with the Word. Further. if the incarnate Son lacked any essential divine attribute, he immediately fails us at three quite fundamental points: revelation (being less than God he cannot truly reveal God), redemption (being less than God he can no longer reconcile us to God) and intercession (if union with human nature necessarily diminishes the divine nature, the ascended Lord could not ‘take to heaven a human brow’; his high-priestly intercession is immediately invalidated). Finally, Archbishop William Temple asked: ‘What was happening to the rest of the universe during the period of our Lord’searthly life?’ If the second person of the Trinity was wholly enclosed in the babe of Bethlehem, who was performing the role of the upholding Word in the universe? Appeal to the notion of the co-inherence of the persons of the Trinity does not help, since it is precisely a separation of the persons which the kenotic theory requires.
This text does not assert that the eternal Son of God gave up or surrendered any attributes of deity. Jesus “emptied” himself by becoming a man, not by ceasing to be God.
We now come to the all important statement in v. 7 that the Son “emptied himself” (NASB) or “made himself of no reputation” (KJV) or “made himself nothing” (ESV).
The verb used is kenoo, and is found in the NT only in Paul’s writings: Romans 4:14; 1 Cor. 1:7; 9:15; 2 Cor. 9:3; and here in Phil. 2:7. A crassly literal rendering, “to empty,” (as is found in the NASB), inclines us to ask the question: “Of what did Christ empty himself?” In spite of the fact that the “it” or “content” of which Christ allegedly “emptied himself” is nowhere stated in the text, many have insisted on supplying an answer.
The argument has often been made that he emptied himself of the divine nature or the “form of God” (v. 6). Others point to his position or status of “equality with God” (v. 6) as the content of which he emptied himself. H. A. W. Meyer, for example, writes: “Christ emptied himself, and that, as the context places beyond doubt, of the divine morphe, which he possessed, but now exchanged for a morphe doulou” (88).
The theological implications of such a view must be noted. It would mean that by virtue of the incarnation, the second person of the Trinity ceased to be God. This view, known in history as the doctrine of Kenosis (hence Kenotic Christology), entails a form of divine suicide. More on this below.

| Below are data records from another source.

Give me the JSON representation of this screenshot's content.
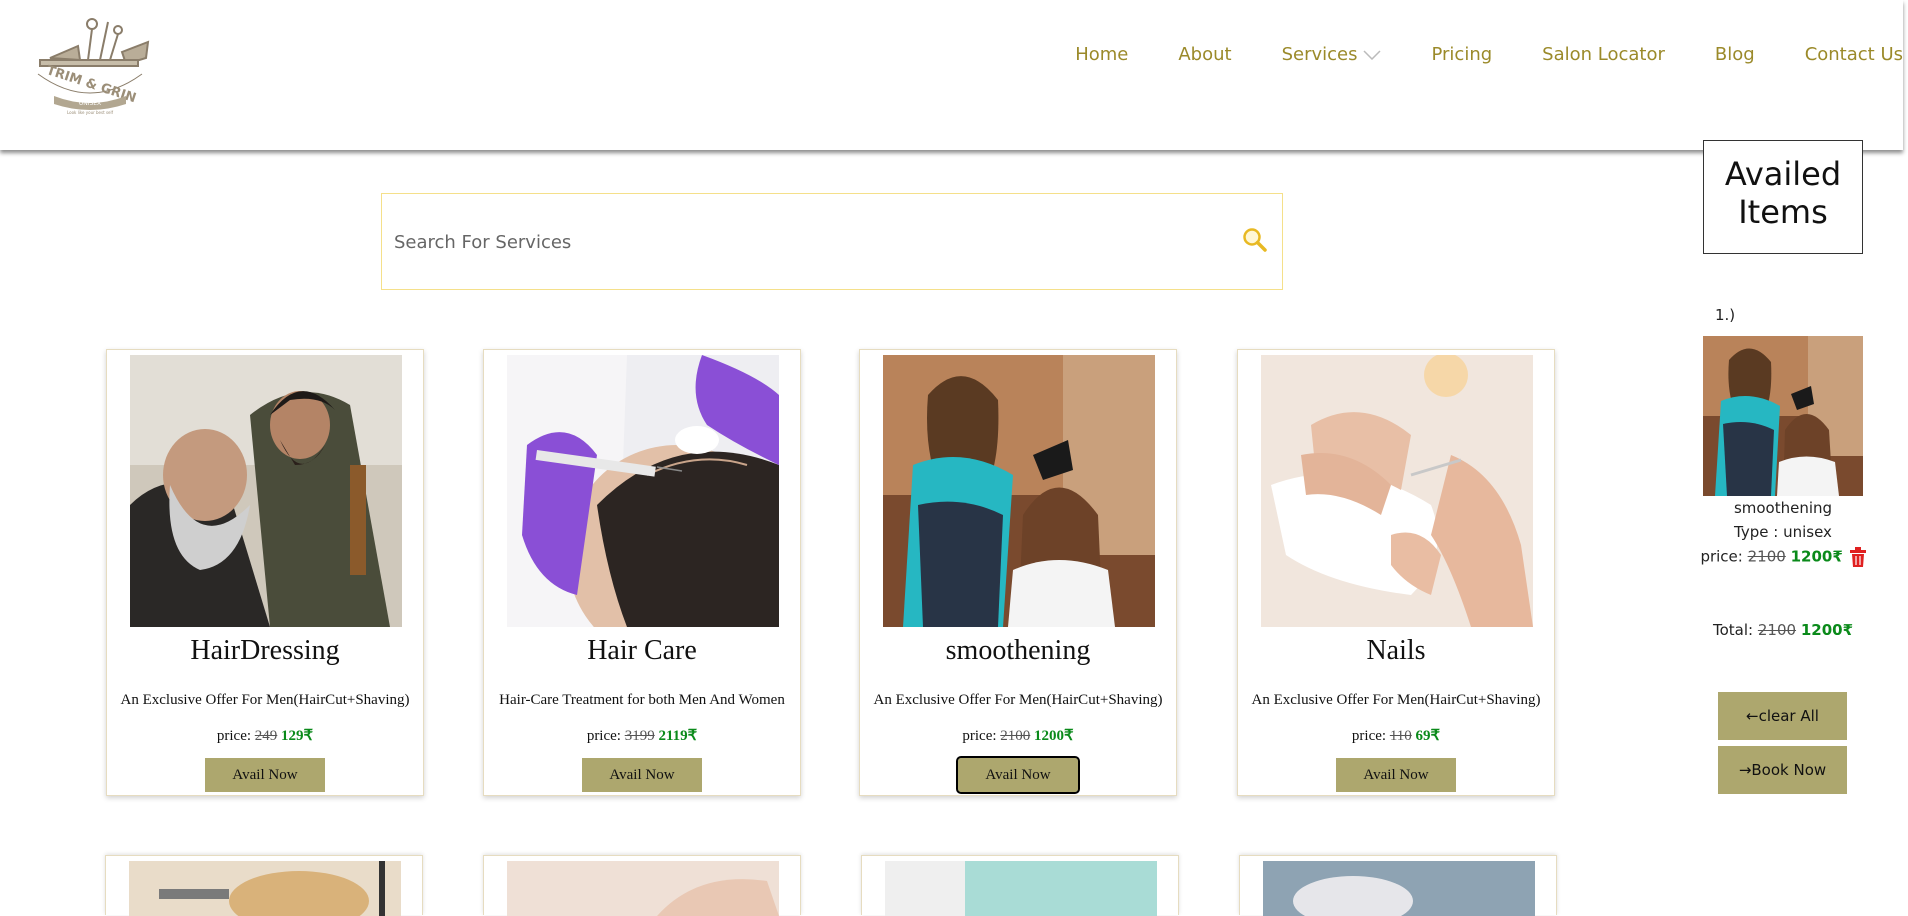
{
  "header": {
    "logo": {
      "text": "TRIM & GRIN",
      "sub": "UNISEX",
      "tagline": "Look like your best self"
    },
    "nav": [
      {
        "label": "Home"
      },
      {
        "label": "About"
      },
      {
        "label": "Services",
        "has_dropdown": true
      },
      {
        "label": "Pricing"
      },
      {
        "label": "Salon Locator"
      },
      {
        "label": "Blog"
      },
      {
        "label": "Contact Us"
      }
    ]
  },
  "search": {
    "placeholder": "Search For Services",
    "value": ""
  },
  "services": [
    {
      "title": "HairDressing",
      "desc": "An Exclusive Offer For Men(HairCut+Shaving)",
      "price_label": "price:",
      "old_price": "249",
      "new_price": "129₹",
      "button": "Avail Now"
    },
    {
      "title": "Hair Care",
      "desc": "Hair-Care Treatment for both Men And Women",
      "price_label": "price:",
      "old_price": "3199",
      "new_price": "2119₹",
      "button": "Avail Now"
    },
    {
      "title": "smoothening",
      "desc": "An Exclusive Offer For Men(HairCut+Shaving)",
      "price_label": "price:",
      "old_price": "2100",
      "new_price": "1200₹",
      "button": "Avail Now"
    },
    {
      "title": "Nails",
      "desc": "An Exclusive Offer For Men(HairCut+Shaving)",
      "price_label": "price:",
      "old_price": "110",
      "new_price": "69₹",
      "button": "Avail Now"
    }
  ],
  "availed": {
    "title": "Availed Items",
    "items": [
      {
        "index": "1.)",
        "name": "smoothening",
        "type": "Type : unisex",
        "price_label": "price:",
        "old_price": "2100",
        "new_price": "1200₹"
      }
    ],
    "total_label": "Total:",
    "total_old": "2100",
    "total_new": "1200₹",
    "clear_label": "←clear All",
    "book_label": "→Book Now"
  },
  "colors": {
    "accent": "#9b8a2a",
    "button": "#ada76e",
    "price_green": "#0a8a1a",
    "search_border": "#f5e08a"
  }
}
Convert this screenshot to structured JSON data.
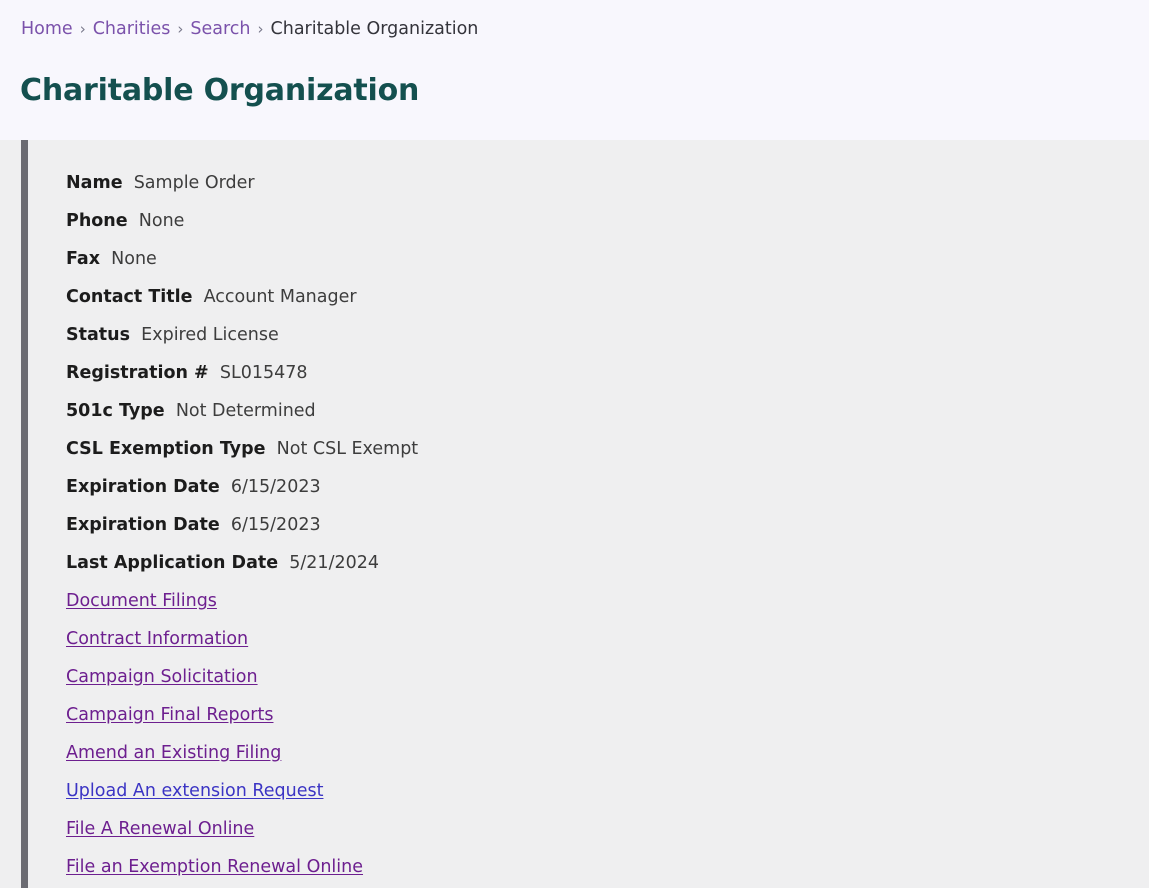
{
  "breadcrumb": {
    "separator": "›",
    "items": [
      {
        "label": "Home",
        "link": true
      },
      {
        "label": "Charities",
        "link": true
      },
      {
        "label": "Search",
        "link": true
      },
      {
        "label": "Charitable Organization",
        "link": false
      }
    ]
  },
  "page": {
    "title": "Charitable Organization"
  },
  "details": {
    "fields": [
      {
        "label": "Name",
        "value": "Sample Order"
      },
      {
        "label": "Phone",
        "value": "None"
      },
      {
        "label": "Fax",
        "value": "None"
      },
      {
        "label": "Contact Title",
        "value": "Account Manager"
      },
      {
        "label": "Status",
        "value": "Expired License"
      },
      {
        "label": "Registration #",
        "value": "SL015478"
      },
      {
        "label": "501c Type",
        "value": "Not Determined"
      },
      {
        "label": "CSL Exemption Type",
        "value": "Not CSL Exempt"
      },
      {
        "label": "Expiration Date",
        "value": "6/15/2023"
      },
      {
        "label": "Expiration Date",
        "value": "6/15/2023"
      },
      {
        "label": "Last Application Date",
        "value": "5/21/2024"
      }
    ],
    "links": [
      {
        "label": "Document Filings",
        "state": "visited",
        "indented": false
      },
      {
        "label": "Contract Information",
        "state": "visited",
        "indented": false
      },
      {
        "label": "Campaign Solicitation",
        "state": "visited",
        "indented": false
      },
      {
        "label": "Campaign Final Reports",
        "state": "visited",
        "indented": false
      },
      {
        "label": "Amend an Existing Filing",
        "state": "visited",
        "indented": false
      },
      {
        "label": "Upload An extension Request",
        "state": "unvisited",
        "indented": false
      },
      {
        "label": " File A Renewal Online",
        "state": "visited",
        "indented": true
      },
      {
        "label": " File an Exemption Renewal Online",
        "state": "visited",
        "indented": true
      }
    ]
  },
  "colors": {
    "page_background": "#f8f7fd",
    "panel_background": "#efeff0",
    "panel_accent": "#6b6b72",
    "title": "#14504f",
    "breadcrumb_link": "#7b52ab",
    "link_visited": "#6d1f8f",
    "link_unvisited": "#3b34c4"
  }
}
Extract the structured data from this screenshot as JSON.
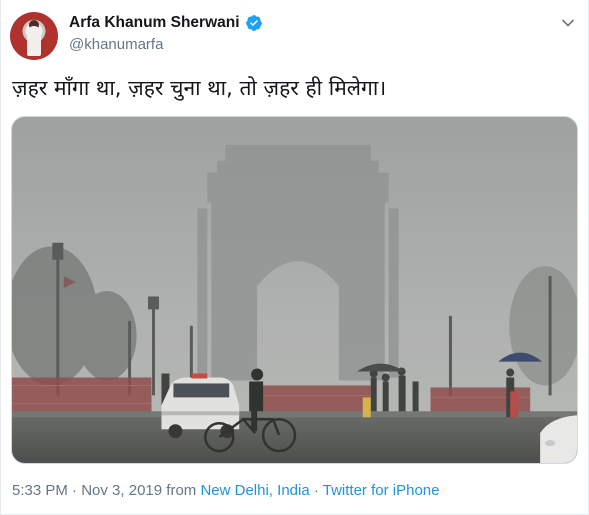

A slight variation (and, in my opinion, improvement) on the Kenosis doctrine is the assertion that it was the “glory” or doxa of God of which he emptied himself. I.e., the Son divested himself of the visible splendor and outward radiance of deity by clothing himself with human flesh. He remained God, but the glory of his deity was obscured and hidden “by the dark lantern of His humanity” (Taylor).
Clearly, however, Paul intends us to interpret this verb in precisely the way he uses it elsewhere in his epistles. In each of the other texts the meaning is “to make void,” “to render of no effect,” “to nullify,” “to despoil,” “to make of no reputation,” or the like. The point of the word is not to specify some content of deity or divine glory of which Christ emptied or divested himself. Rather, it is designed to emphasize the radical and far-reaching dimensions of his self-renunication.
Again, not surprisingly (if we keep in mind the crucial role of context), the meaning of this verb is in vv. 7-8. He “emptied himself” by taking the form of a bond servant and by being made in the likeness of men and by being found in appearance as a man. In other words, Christ did not divest himself of any divine attributes or in any sense become less than God. Rather, Christ “emptied” himself, paradoxically, by taking something to himself. Simply put:
THE INCARNATION IS THE KENOSIS!
That which constitutes the self-renunciation or self-emptying of Christ is the assumption of human nature. The second person of the Trinity “made himself of no reputation,” not by ceasing to be God, but by becoming man!